What if my time horizon is 30 years (which it is)? I know you could probably find 30 years stretches where the market returned less than 4.45%, but is it likely enough to worry about?

In the end it's what you are most comfortable with. Personally, any time period longer than about 5 years I'd choose to put it in the market. historically, 30 year time frames have always returned more than 4.45%(real adjusted returns) - in fact 4.7% is the lowest. The mean has been just above 7%.

Otherwise, what's the point of a tax shelter (like a traditional IRA or a 401k) on money that wasn't taxed? I wouldn't take up space in a non-Roth retirement account with tax-free money if you can put some taxed income in there instead. If, at the end of the year, you find that your 401k or traditional IRAs are not maxed, fill in the gap with the $40k that's been invested in the meantime (particularly the yields, which will be taxed!).

The reason is that money is fungible - it doesn't matter that his salary is taxable and his gift isn't; it's all one pot of money to spend and invest. The OP makes $70k of taxable income and recieved $40k of (presumably) untaxed money. So he has $110k to spend an invest - it doesn't matter where it comes from.

Here's an example. Let's assume he files jointly and puts all his $40k in taxable accounts - $70k of taxable income yields $59k (assuming standard deductions and 1 dependent).

** That means he has $99k to spend an invest**. He's paid $11k in taxes.
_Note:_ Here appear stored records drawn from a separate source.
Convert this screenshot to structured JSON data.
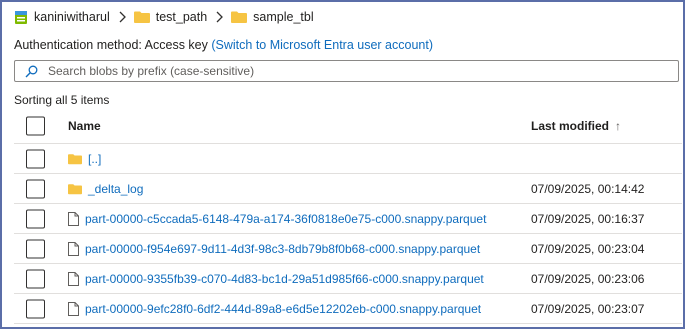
{
  "breadcrumb": {
    "account": "kaniniwitharul",
    "folder1": "test_path",
    "folder2": "sample_tbl"
  },
  "auth": {
    "label": "Authentication method:",
    "value": "Access key",
    "switch_link": "(Switch to Microsoft Entra user account)"
  },
  "search": {
    "placeholder": "Search blobs by prefix (case-sensitive)"
  },
  "sorting_text": "Sorting all 5 items",
  "table": {
    "headers": {
      "name": "Name",
      "last_modified": "Last modified",
      "sort_indicator": "↑"
    },
    "rows": [
      {
        "name": "[..]",
        "type": "folder",
        "modified": ""
      },
      {
        "name": "_delta_log",
        "type": "folder",
        "modified": "07/09/2025, 00:14:42"
      },
      {
        "name": "part-00000-c5ccada5-6148-479a-a174-36f0818e0e75-c000.snappy.parquet",
        "type": "file",
        "modified": "07/09/2025, 00:16:37"
      },
      {
        "name": "part-00000-f954e697-9d11-4d3f-98c3-8db79b8f0b68-c000.snappy.parquet",
        "type": "file",
        "modified": "07/09/2025, 00:23:04"
      },
      {
        "name": "part-00000-9355fb39-c070-4d83-bc1d-29a51d985f66-c000.snappy.parquet",
        "type": "file",
        "modified": "07/09/2025, 00:23:06"
      },
      {
        "name": "part-00000-9efc28f0-6df2-444d-89a8-e6d5e12202eb-c000.snappy.parquet",
        "type": "file",
        "modified": "07/09/2025, 00:23:07"
      }
    ]
  },
  "colors": {
    "link": "#0f6cbd",
    "folder": "#f6c443",
    "border": "#5b6ea8"
  }
}
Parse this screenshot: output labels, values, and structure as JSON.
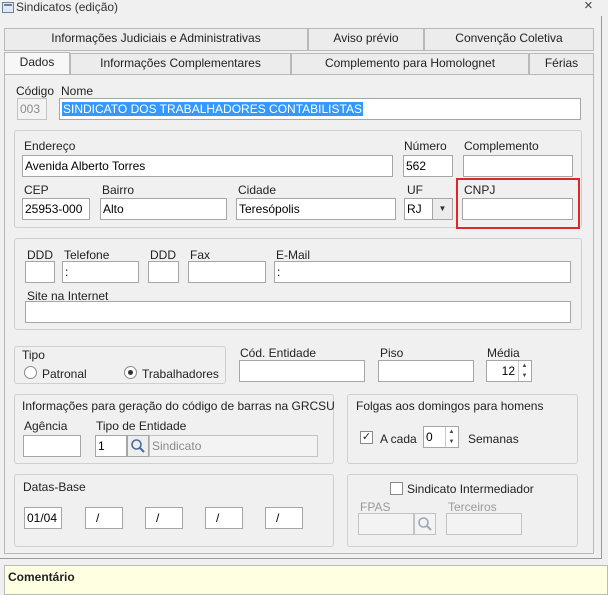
{
  "window": {
    "title": "Sindicatos (edição)",
    "close": "×"
  },
  "tabs_row1": [
    "Informações Judiciais e Administrativas",
    "Aviso prévio",
    "Convenção Coletiva"
  ],
  "tabs_row2": [
    "Dados",
    "Informações Complementares",
    "Complemento para Homolognet",
    "Férias"
  ],
  "ident": {
    "codigo_label": "Código",
    "codigo_value": "003",
    "nome_label": "Nome",
    "nome_value": "SINDICATO DOS TRABALHADORES CONTABILISTAS"
  },
  "address": {
    "endereco_label": "Endereço",
    "endereco_value": "Avenida Alberto Torres",
    "numero_label": "Número",
    "numero_value": "562",
    "complemento_label": "Complemento",
    "complemento_value": "",
    "cep_label": "CEP",
    "cep_value": "25953-000",
    "bairro_label": "Bairro",
    "bairro_value": "Alto",
    "cidade_label": "Cidade",
    "cidade_value": "Teresópolis",
    "uf_label": "UF",
    "uf_value": "RJ",
    "cnpj_label": "CNPJ",
    "cnpj_value": ""
  },
  "contact": {
    "ddd_label": "DDD",
    "telefone_label": "Telefone",
    "telefone_value": ":",
    "ddd2_label": "DDD",
    "fax_label": "Fax",
    "email_label": "E-Mail",
    "email_value": ":",
    "site_label": "Site na Internet"
  },
  "tipo": {
    "label": "Tipo",
    "opt1": "Patronal",
    "opt2": "Trabalhadores"
  },
  "entidade": {
    "cod_label": "Cód. Entidade",
    "piso_label": "Piso",
    "media_label": "Média",
    "media_value": "12"
  },
  "grcsu": {
    "label": "Informações para geração do código de barras na GRCSU",
    "agencia_label": "Agência",
    "tipo_ent_label": "Tipo de Entidade",
    "tipo_ent_value": "1",
    "tipo_ent_desc": "Sindicato"
  },
  "folgas": {
    "label": "Folgas aos domingos para homens",
    "acada": "A cada",
    "value": "0",
    "semanas": "Semanas",
    "checkmark": "✓"
  },
  "datas": {
    "label": "Datas-Base",
    "d1": "01/04",
    "d2": "/",
    "d3": "/",
    "d4": "/",
    "d5": "/"
  },
  "intermed": {
    "label": "Sindicato Intermediador",
    "fpas_label": "FPAS",
    "terceiros_label": "Terceiros"
  },
  "comentario": {
    "label": "Comentário"
  }
}
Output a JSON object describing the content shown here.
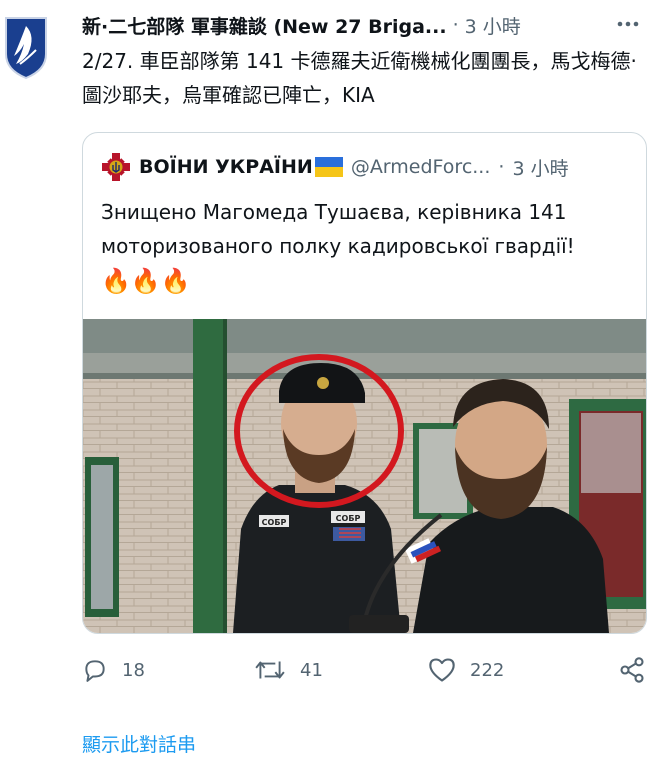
{
  "tweet": {
    "author": "新·二七部隊 軍事雜談 (New 27 Briga...",
    "separator": "·",
    "time": "3 小時",
    "text": "2/27. 車臣部隊第 141 卡德羅夫近衛機械化團團長，馬戈梅德·圖沙耶夫，烏軍確認已陣亡，KIA"
  },
  "quote": {
    "name": "ВОЇНИ УКРАЇНИ",
    "handle": "@ArmedForc...",
    "separator": "·",
    "time": "3 小時",
    "text": "Знищено Магомеда Тушаєва, керівника 141 моторизованого полку кадировської гвардії!",
    "emoji": "🔥🔥🔥",
    "photo_patches": [
      "СОБР",
      "СОБР"
    ]
  },
  "actions": {
    "reply_count": "18",
    "retweet_count": "41",
    "like_count": "222"
  },
  "show_thread": "顯示此對話串",
  "colors": {
    "link": "#1d9bf0",
    "secondary": "#536471",
    "border": "#cfd9de",
    "avatar_bg": "#1a3f8f"
  },
  "icons": [
    "brigade-logo-icon",
    "more-icon",
    "army-emblem-icon",
    "ukraine-flag-icon",
    "reply-icon",
    "retweet-icon",
    "like-icon",
    "share-icon"
  ]
}
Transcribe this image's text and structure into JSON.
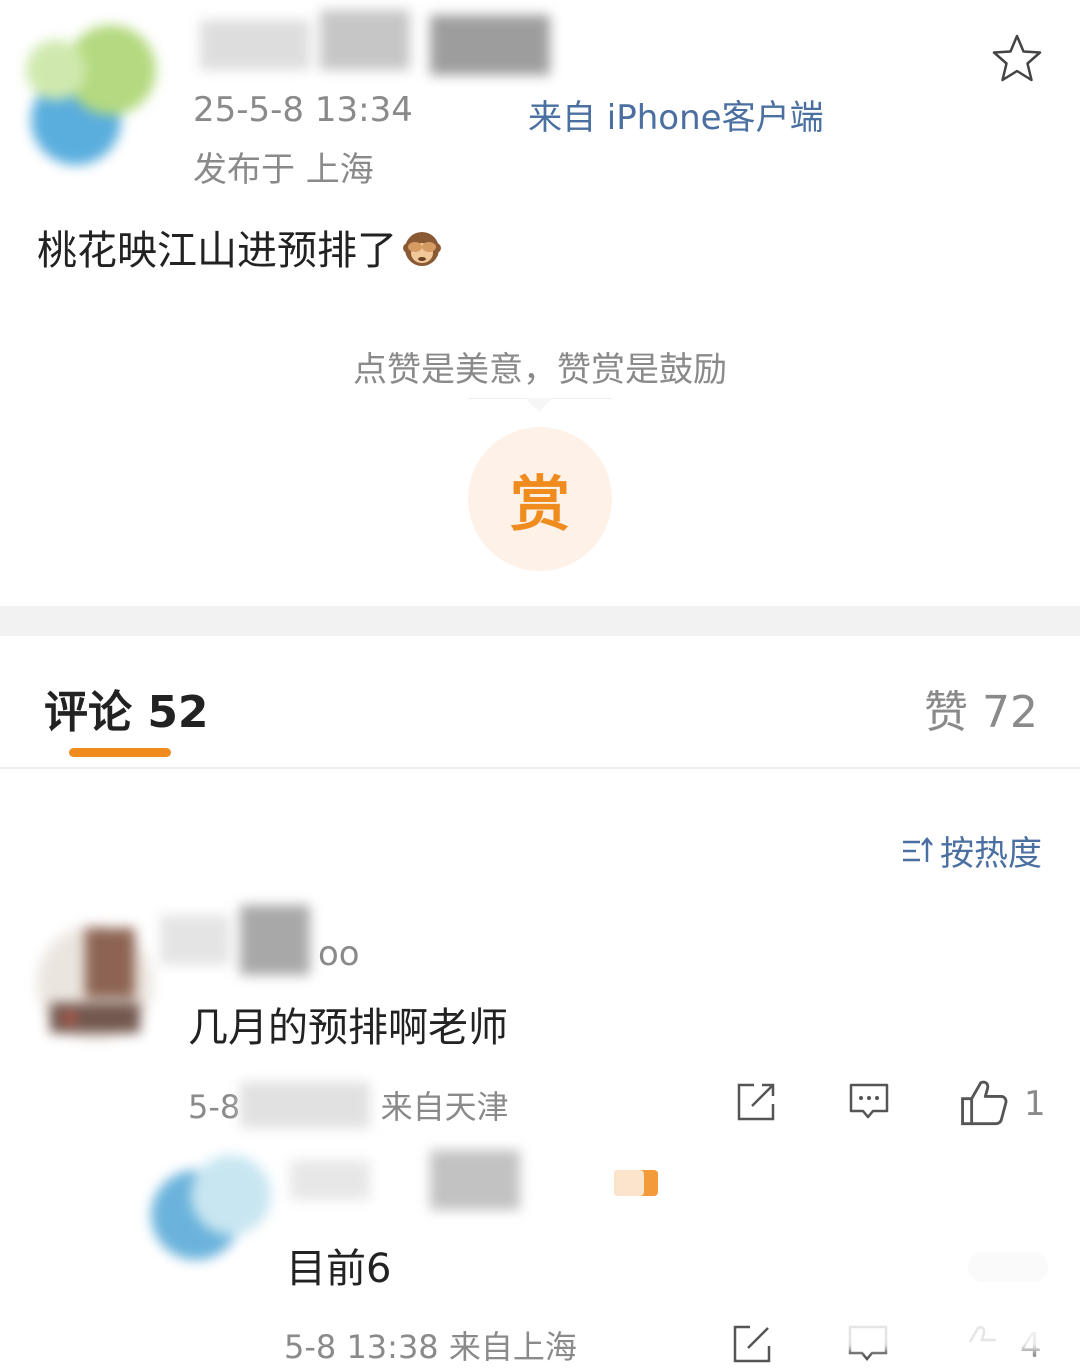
{
  "post": {
    "time": "25-5-8 13:34",
    "source": "来自 iPhone客户端",
    "location": "发布于 上海",
    "body": "桃花映江山进预排了",
    "emoji": "see-no-evil-monkey-icon"
  },
  "reward": {
    "hint": "点赞是美意，赞赏是鼓励",
    "button_label": "赏"
  },
  "tabs": {
    "comments_label": "评论 52",
    "likes_label": "赞 72"
  },
  "sort": {
    "label": "按热度"
  },
  "comments": [
    {
      "name_visible": "oo",
      "text": "几月的预排啊老师",
      "time": "5-8",
      "location": "来自天津",
      "likes": "1"
    }
  ],
  "reply": {
    "text": "目前6",
    "time": "5-8 13:38 来自上海",
    "likes": "4"
  },
  "colors": {
    "accent": "#f08c1e",
    "link": "#4a6fa0",
    "muted": "#8a8a8a"
  }
}
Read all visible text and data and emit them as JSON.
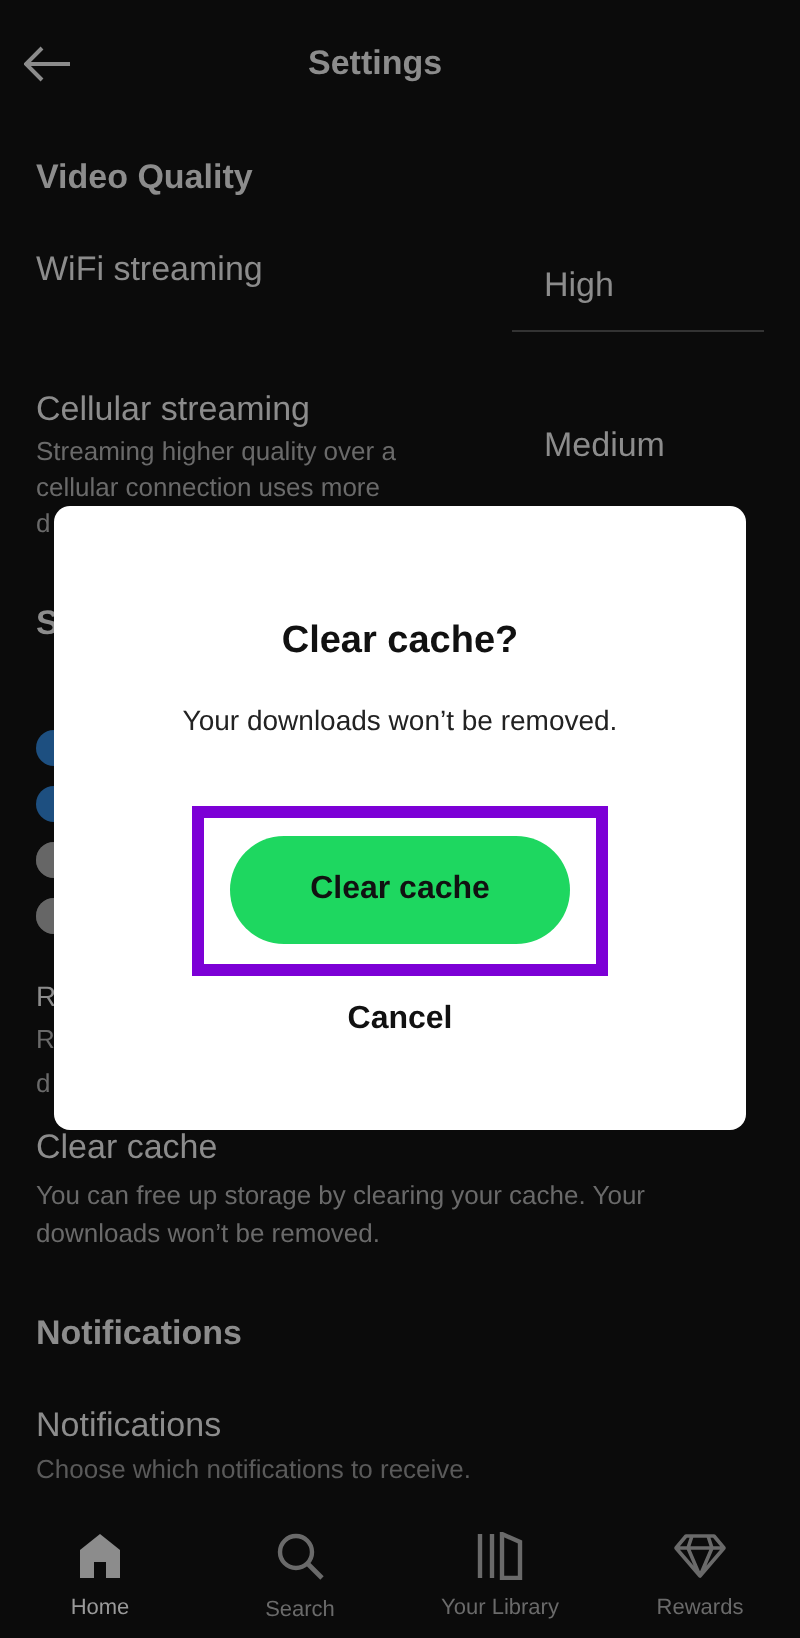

But now let's assume he uses this $40k to max out all his tax-advantaged accounts. He puts $11k into t-IRAs for him and his spouse, he contributes $17,500 to his 401(k) (for this example his employer contributes nothing) and he puts another $3600 into a HSA. Then his tax bill is on $70k - ($11k + 17,500 + 3600) = $33,175 of earned income. After taxes he will have $32,125 of his salary + the $40k windfall + his $36,128 that he put into tax-advantaged accounts.

**He has just over $108k to spend and save. **He's paid just under $2k in taxes. With a few more deductions (mortgage interest, for example) it's likely he will be untaxed on all $70k salary in my rough example.

EDIT: The above is just an example to illustrate how the fungibility of money means that it doesn't matter that the $40k is tax free - he should still maximize all tax-advantaged accounts first before putting them into taxable accounts.